At the beginning of the last decade, according to the Entertainment Retailer’s Association, the annual UK video market – comprised of physical retail, physical rental and digital – was worth just over £2.4bn. By 2019, this had grown to £2.6bn.
And whilst in 2010 Brits were buying over £2bn of TV shows and movies to own and keep, by 2019 this spend had shrunk 77% to £477m. Physical rental had evaporated even more rapidly, 92%, from £278m to £23m. Digital, however, made up of SVOD and TVOD (but not including PPV and specialist sports) grew over 1,200% to £2.1bn.
These numbers tell us, I think, two things. First, that the owner-renter-streamer model seems to have almost inverted over the past ten years. £477m in physical sales is still significant but it’s clear that for video, consumers are becoming increasingly comfortable in not buying to keep; confident that, with a short wait as premium content passes through the pay windows, they’ll always find something to watch on the services they subscribe to.
Second, and rather more worryingly for broadcasters, film studios, operators and service-providers, is the relative lack of growth in the market overall. Consumers have transferred their physical rental spend almost entirely from Blockbusters to Netflix, Amazon and Sky (via NOW TV) but their budgets haven’t expanded to spend much more (only 3.5% more says the ERA) on video. Will that change now as Apple, Disney, NBCU and WarnerMedia enter the arena?
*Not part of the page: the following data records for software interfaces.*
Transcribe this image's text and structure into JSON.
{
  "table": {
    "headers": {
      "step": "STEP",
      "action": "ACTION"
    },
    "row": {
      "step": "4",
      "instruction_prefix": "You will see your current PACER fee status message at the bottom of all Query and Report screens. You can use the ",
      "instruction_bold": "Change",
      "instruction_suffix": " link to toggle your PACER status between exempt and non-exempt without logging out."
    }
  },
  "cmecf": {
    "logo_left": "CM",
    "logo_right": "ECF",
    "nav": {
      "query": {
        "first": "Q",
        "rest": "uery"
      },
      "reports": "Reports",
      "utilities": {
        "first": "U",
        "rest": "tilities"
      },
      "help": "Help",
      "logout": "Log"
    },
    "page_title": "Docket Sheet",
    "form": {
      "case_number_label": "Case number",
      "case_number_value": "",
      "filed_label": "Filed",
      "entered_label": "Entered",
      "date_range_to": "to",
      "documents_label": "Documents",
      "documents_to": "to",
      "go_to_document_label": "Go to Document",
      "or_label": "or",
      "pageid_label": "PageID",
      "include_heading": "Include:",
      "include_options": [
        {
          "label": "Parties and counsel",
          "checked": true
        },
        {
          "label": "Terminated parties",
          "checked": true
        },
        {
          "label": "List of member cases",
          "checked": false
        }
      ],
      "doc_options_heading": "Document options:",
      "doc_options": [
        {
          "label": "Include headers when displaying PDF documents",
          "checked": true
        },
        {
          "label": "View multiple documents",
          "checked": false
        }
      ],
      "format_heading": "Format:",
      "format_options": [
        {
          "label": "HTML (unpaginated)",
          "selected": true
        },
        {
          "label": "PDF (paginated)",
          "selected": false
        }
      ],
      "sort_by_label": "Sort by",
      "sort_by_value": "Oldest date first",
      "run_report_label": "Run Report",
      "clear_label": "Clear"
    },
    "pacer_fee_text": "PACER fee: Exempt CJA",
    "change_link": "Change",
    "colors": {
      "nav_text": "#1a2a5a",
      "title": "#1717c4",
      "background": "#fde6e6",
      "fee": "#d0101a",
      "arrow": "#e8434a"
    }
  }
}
I've been working in online video since 2005 and have held senior roles at NBC Universal, ITN and Virgin Media. I've also completed VOD projects for the BBC, Netflix, Sony Pictures and a host of broadcasters and service-providers all over the world. Catch me on our weekly debate show, OTT Question Time, or drop me a line on LinkedIn.